Mateus Ferreira Chagas, Joaquim E. A. Seabra, Antonio Bonomi
Comparative LCA of ethanol versus gasoline in Brazil using different LCIA methods
Referência Bibliográfica: Cavalett, O., Chagas, M. F., Seabra, J. E., & Bonomi, A. (2013). Comparative LCA of ethanol versus gasoline in Brazil using different LCIA methods. The International Journal of Life Cycle Assessment, 18(3), 647-658.
Periódico: International Journal of Life Cycle Assessment

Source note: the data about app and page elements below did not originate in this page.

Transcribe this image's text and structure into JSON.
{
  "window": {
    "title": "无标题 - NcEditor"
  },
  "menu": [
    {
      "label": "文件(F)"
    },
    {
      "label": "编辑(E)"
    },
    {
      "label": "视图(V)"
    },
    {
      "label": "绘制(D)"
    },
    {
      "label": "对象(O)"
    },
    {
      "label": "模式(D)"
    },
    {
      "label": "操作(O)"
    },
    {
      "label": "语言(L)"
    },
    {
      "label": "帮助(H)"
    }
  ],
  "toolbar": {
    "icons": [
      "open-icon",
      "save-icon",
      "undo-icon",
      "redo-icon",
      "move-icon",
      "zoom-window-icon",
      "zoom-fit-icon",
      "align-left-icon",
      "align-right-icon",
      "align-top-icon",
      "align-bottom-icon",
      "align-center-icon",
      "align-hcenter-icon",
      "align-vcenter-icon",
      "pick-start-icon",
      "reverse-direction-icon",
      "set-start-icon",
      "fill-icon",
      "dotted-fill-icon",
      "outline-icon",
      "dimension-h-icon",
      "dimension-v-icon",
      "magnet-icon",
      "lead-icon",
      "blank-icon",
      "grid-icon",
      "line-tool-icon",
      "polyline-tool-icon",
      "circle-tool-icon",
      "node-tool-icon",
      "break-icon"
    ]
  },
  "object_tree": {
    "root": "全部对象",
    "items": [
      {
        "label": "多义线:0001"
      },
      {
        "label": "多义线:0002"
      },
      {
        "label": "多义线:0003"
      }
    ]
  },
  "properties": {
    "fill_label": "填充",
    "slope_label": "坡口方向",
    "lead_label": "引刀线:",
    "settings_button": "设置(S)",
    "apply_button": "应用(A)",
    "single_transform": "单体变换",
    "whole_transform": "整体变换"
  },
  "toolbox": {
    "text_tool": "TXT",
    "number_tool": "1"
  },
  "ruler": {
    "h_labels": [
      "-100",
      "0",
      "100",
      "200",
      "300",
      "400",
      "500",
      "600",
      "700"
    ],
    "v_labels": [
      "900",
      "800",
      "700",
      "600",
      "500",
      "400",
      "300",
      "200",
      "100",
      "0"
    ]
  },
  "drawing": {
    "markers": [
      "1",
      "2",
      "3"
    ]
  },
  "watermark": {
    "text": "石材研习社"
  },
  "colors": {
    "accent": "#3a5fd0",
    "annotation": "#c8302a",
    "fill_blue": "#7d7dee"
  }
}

Resumo: Purpose – The main objective of this study is to expand the discussion about how, and to what extent, the environmental performance is affected by the use of different life cycle impact assessment (LCIA) illustrated by the case study of the comparison between environmental impacts of gasoline and ethanol form sugarcane in Brazil. Methods – The following LCIA methods have been considered in the evaluation: CML 2001, Impact 2002+, EDIP 2003, Eco-indicator 99, TRACI 2, ReCiPe, and Ecological Scarcity 2006. Energy allocation was used to split the environmental burdens between ethanol and surplus electricity generated at the sugarcane mill. The phases of feedstock and (bio)fuel production, distribution, and use are included in system boundaries. Results and discussion – At the midpoint level, comparison of different LCIA methods showed that ethanol presents lower impacts than gasoline in important categories such as global warming, fossil depletion, and ozone layer depletion. However, ethanol presents higher impacts in acidification, eutrophication, photochemical oxidation, and agricultural land use categories. Regarding to single-score indicators, ethanol presented better performance than gasoline using ReCiPe Endpoint LCIA method. Using IMPACT 2002+, Eco-indicator 99, and Ecological Scarcity 2006, higher scores are verified for ethanol, mainly due to the impacts related to particulate emissions and land use impacts. Conclusions – Although there is a relative agreement on the results regarding equivalent environmental impact categories using different LCIA methods at midpoint level, when single-score indicators are considered, use of different LCIA methods lead to different conclusions. Single-score results also limit the interpretability at endpoint level, as a consequence of small contributions of relevant environmental impact categories weighted in a single-score indicator.